For Molly Bosted, the memory of her son Nelson inspired her to participate in Climate Ride Bear Ears. When he passed away in November of 2017, she made a silent pledge to live a meaningful life in his name. A few years before, he had taken a road trip through Moab and visited Arches National Park and other parks in the area and the amazing photos his friend took of him during that trip are among the most treasured she has of him. They often talked about their values and the importance of purpose in life, so when she came across the Climate Ride website, that pledge came to mind and she signed up for her very first Climate Ride.

Protecting the places she loves

Growing up, Molly’s family often backpacked in the Sierras and visited their small cabin on weekends at Mt. Baldy. As an adult, she became a cycling enthusiast, doing most of her road riding in the local mountains. For years she had been wondering why there were no fundraising rides to benefit the environment. For her, there is nothing better than experiencing the outdoors – the clean(er) air, the quiet, the open sky. She feels a duty to protect that gift in any way she can.
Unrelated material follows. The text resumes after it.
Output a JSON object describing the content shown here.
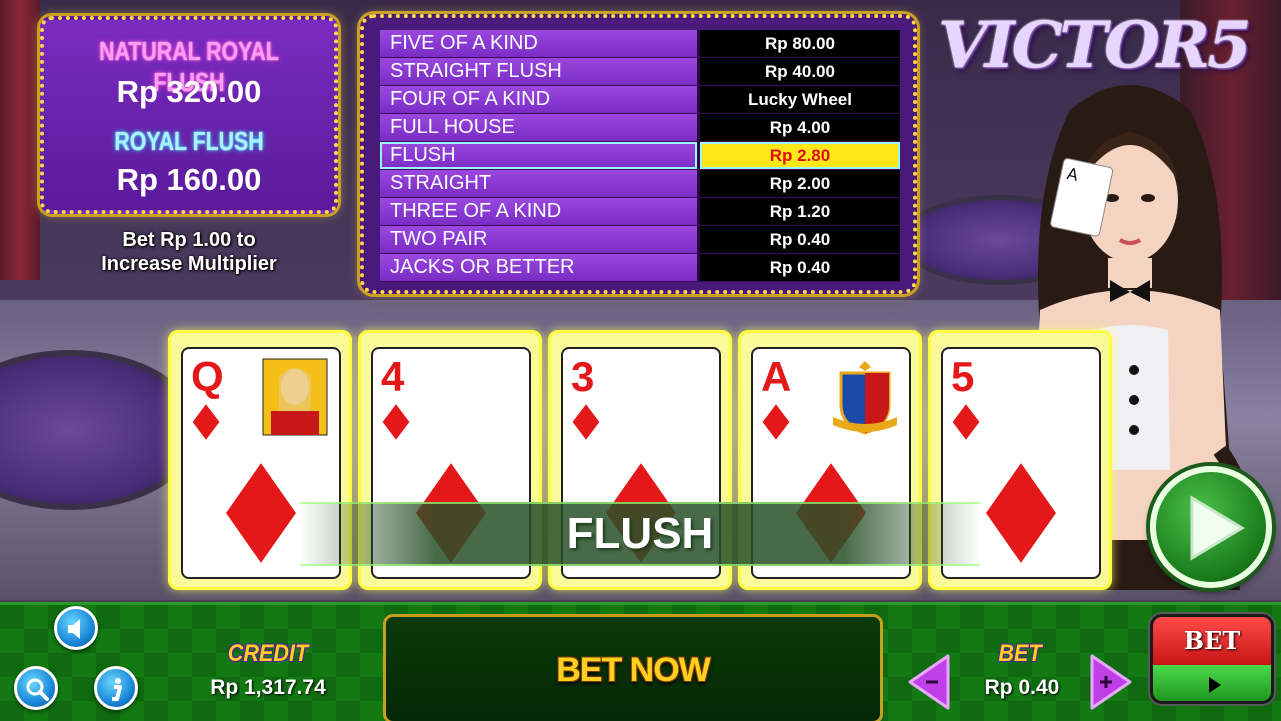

Nelson under an arch.

Climate Ride is just one of the ways Molly is working to protect our planet. Through the Climate Ride grants program, she has selected the Sierra Club California. She’s been a member for about 40 years and appreciates their education, advocacy, and lobbying work for the environment. She has also been fortunate to be able to donate to environmental organizations such as the Natural Resources Defense Council and others for decades and strongly believes in making the connection between elected government officials and policy. Though they are not one of her beneficiaries, she’s also been a longtime donor to the California League of Conservation Voters and was a Board member of the LA League of Conservation Voters for six years. Those two organizations endorse political candidates with proven environmental records.

She has also committed herself to take personal actions to reduce her impact. To diminish her ecological footprint she eats less meat, drives a low emission vehicle, uses less plastic, uses less single-use packaging overall, carries a re-useable utensil kit with her, and talks to people she interacts with about climate change, so it becomes part of everyday dialogue. She works in the entertainment industry and tries not to shame coworkers into boycotting the single-use coffee maker in the kitchen, but sometimes she can’t help herself!

Working together to fight climate change

Living in Southern California, Molly spent many years road riding through the Santa Monica Mountains and the San Gabriel Mountains. The increasingly powerful fires have incinerated much of the terrain there that she loves. Also, many of her friends and coworkers have suffered losses. The air too, particularly nearest ports and freeways, has been impacted by vehicles and trucks and cargo ship emissions.

Those impacts are why this coming Saturday, she will be volunteering at a gathering of activists seeking to learn from their state Senator about existing and pending environmental legislation. To her, it is more and more obvious that a good candidate is one who doesn’t take money from the fossil-fuel industry.

Part of living that meaningful life means joining with others to defend the planet we love. Her activist group has letter writing parties, holds fundraisers and educational forums and she is looking forward to meeting others who are engaged in fighting climate change on her ride in Bears Ears.

We can’t wait to bike with you, Molly!

 

One Reply to “Bears Ears and the Importance of Purpose”

Leave a Reply

Your email address will not be published. Required fields are marked *

This site uses Akismet to reduce spam. Learn how your comment data is processed.